◆ **EXERCISE**: Please work out how many lines in the material contain "empetrum" and give only that figure.

◆ **GIVEN RECORDS**:
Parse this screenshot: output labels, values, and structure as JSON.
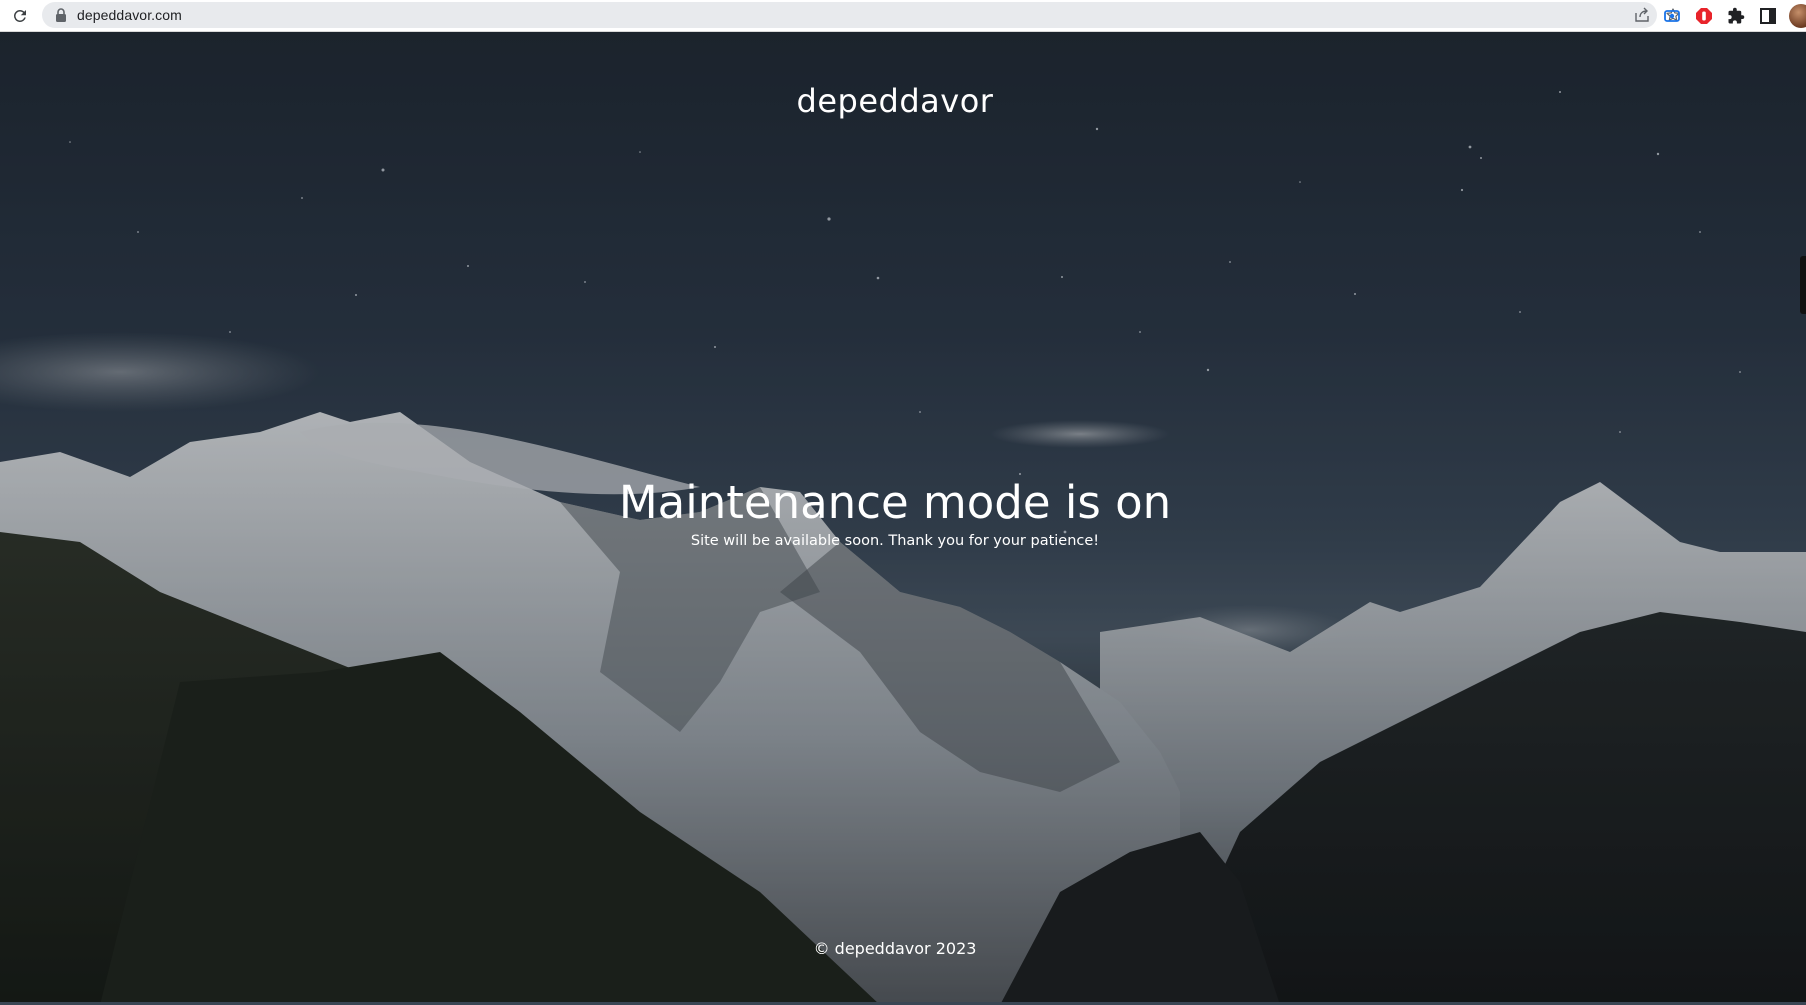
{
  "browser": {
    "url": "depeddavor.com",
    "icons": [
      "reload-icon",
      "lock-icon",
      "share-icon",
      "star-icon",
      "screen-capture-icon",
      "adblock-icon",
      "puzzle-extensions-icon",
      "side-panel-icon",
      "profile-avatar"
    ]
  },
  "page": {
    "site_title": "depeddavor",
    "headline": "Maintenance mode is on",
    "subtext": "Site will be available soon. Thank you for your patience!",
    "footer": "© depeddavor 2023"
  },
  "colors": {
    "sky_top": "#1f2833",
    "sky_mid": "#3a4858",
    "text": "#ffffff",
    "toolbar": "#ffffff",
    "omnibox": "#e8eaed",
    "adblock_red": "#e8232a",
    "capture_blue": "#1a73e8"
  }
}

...

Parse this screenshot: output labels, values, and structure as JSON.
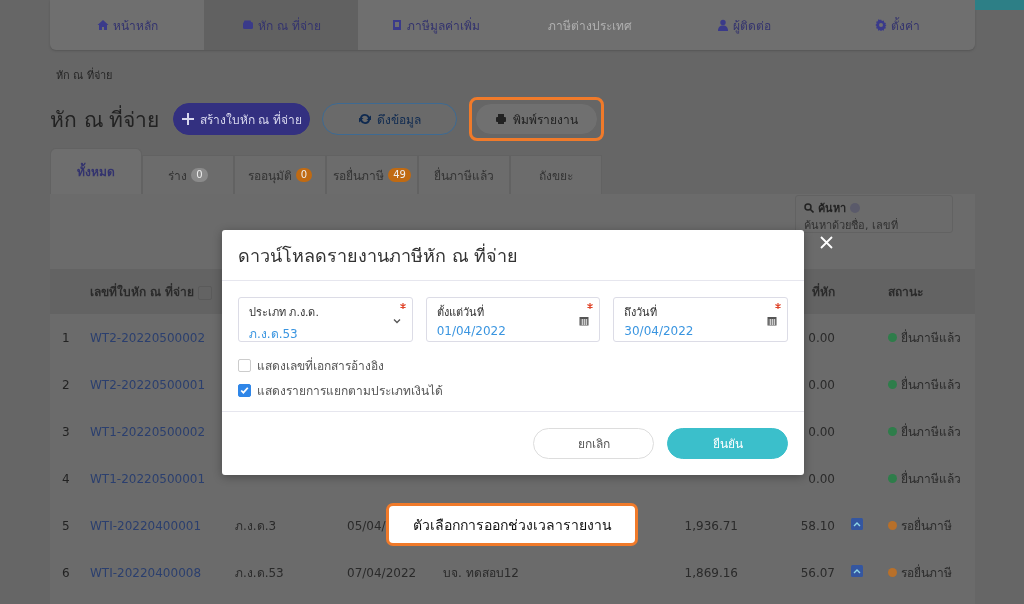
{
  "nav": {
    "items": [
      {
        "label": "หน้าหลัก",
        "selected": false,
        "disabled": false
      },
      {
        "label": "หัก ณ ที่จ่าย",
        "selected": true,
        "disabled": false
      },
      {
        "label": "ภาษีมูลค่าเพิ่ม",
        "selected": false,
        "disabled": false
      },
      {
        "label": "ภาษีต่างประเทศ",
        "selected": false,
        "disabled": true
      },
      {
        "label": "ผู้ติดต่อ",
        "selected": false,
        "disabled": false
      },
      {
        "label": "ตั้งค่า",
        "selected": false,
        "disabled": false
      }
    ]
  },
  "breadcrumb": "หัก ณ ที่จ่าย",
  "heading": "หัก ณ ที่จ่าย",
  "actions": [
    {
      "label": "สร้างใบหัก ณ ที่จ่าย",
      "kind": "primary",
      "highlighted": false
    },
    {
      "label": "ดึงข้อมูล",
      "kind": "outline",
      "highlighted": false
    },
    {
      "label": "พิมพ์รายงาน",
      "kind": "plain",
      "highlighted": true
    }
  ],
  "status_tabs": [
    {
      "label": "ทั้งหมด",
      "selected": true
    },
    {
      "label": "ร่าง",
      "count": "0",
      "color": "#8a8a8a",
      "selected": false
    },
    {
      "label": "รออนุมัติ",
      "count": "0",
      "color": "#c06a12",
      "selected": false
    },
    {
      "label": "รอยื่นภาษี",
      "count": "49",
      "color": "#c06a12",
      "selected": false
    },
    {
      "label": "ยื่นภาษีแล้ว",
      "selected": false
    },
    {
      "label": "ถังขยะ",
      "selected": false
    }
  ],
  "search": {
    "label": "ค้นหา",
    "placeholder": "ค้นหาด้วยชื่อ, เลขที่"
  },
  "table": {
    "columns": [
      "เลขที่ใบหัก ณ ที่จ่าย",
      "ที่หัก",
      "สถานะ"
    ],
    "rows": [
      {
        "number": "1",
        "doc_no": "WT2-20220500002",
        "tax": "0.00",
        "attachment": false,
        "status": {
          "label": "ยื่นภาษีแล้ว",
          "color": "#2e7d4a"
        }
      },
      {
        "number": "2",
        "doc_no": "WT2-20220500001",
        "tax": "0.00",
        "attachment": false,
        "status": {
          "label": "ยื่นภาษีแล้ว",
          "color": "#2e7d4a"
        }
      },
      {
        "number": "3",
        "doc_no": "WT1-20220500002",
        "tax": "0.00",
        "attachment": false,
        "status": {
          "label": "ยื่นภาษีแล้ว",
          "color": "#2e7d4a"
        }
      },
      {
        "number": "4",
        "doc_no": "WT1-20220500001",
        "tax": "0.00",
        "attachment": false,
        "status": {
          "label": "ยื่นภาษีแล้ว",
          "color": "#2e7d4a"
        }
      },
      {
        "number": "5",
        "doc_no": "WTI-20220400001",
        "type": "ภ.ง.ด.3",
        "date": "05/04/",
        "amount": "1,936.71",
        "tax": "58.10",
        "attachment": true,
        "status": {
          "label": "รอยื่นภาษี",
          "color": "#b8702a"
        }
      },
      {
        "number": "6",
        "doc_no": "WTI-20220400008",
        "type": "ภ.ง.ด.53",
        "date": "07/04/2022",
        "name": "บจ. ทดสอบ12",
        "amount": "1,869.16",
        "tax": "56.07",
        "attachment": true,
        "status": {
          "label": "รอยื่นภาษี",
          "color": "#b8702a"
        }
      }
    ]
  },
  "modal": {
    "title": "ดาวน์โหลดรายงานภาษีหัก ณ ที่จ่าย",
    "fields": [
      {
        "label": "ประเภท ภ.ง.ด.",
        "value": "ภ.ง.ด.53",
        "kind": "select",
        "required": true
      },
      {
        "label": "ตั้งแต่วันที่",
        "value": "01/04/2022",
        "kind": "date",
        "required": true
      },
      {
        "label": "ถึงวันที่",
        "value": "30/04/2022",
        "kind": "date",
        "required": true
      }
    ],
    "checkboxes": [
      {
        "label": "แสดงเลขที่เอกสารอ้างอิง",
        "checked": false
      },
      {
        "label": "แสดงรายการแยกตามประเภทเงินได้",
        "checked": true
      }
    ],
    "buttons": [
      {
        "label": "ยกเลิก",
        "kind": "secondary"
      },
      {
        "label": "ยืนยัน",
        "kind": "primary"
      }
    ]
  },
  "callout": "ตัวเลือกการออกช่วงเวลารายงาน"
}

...

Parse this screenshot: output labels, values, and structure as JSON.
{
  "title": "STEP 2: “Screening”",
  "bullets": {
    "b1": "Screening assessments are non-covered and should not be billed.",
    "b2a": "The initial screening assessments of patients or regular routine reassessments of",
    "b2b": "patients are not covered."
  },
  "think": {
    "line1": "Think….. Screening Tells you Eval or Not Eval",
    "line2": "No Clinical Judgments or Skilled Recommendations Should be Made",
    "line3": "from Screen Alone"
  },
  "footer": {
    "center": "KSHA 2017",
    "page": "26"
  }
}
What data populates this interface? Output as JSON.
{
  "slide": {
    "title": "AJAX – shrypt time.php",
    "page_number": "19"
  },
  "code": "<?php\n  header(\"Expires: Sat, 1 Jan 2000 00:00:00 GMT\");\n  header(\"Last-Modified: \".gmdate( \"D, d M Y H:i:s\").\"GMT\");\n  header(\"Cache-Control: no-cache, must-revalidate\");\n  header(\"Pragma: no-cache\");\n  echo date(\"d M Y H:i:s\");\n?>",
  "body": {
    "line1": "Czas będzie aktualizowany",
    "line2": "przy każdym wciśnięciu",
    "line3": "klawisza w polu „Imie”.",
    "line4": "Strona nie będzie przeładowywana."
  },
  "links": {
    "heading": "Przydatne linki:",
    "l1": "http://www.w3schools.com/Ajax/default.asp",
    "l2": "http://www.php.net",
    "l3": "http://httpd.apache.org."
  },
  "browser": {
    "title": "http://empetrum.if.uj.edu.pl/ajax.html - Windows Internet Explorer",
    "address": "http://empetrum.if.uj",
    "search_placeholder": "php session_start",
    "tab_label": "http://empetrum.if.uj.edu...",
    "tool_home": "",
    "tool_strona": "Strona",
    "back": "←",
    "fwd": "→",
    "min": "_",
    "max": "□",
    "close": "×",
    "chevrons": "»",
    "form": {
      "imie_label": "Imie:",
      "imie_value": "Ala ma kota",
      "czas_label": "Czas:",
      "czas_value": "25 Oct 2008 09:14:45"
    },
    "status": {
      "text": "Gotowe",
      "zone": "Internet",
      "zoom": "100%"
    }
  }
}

◆ **WRITTEN SOLUTION**: 3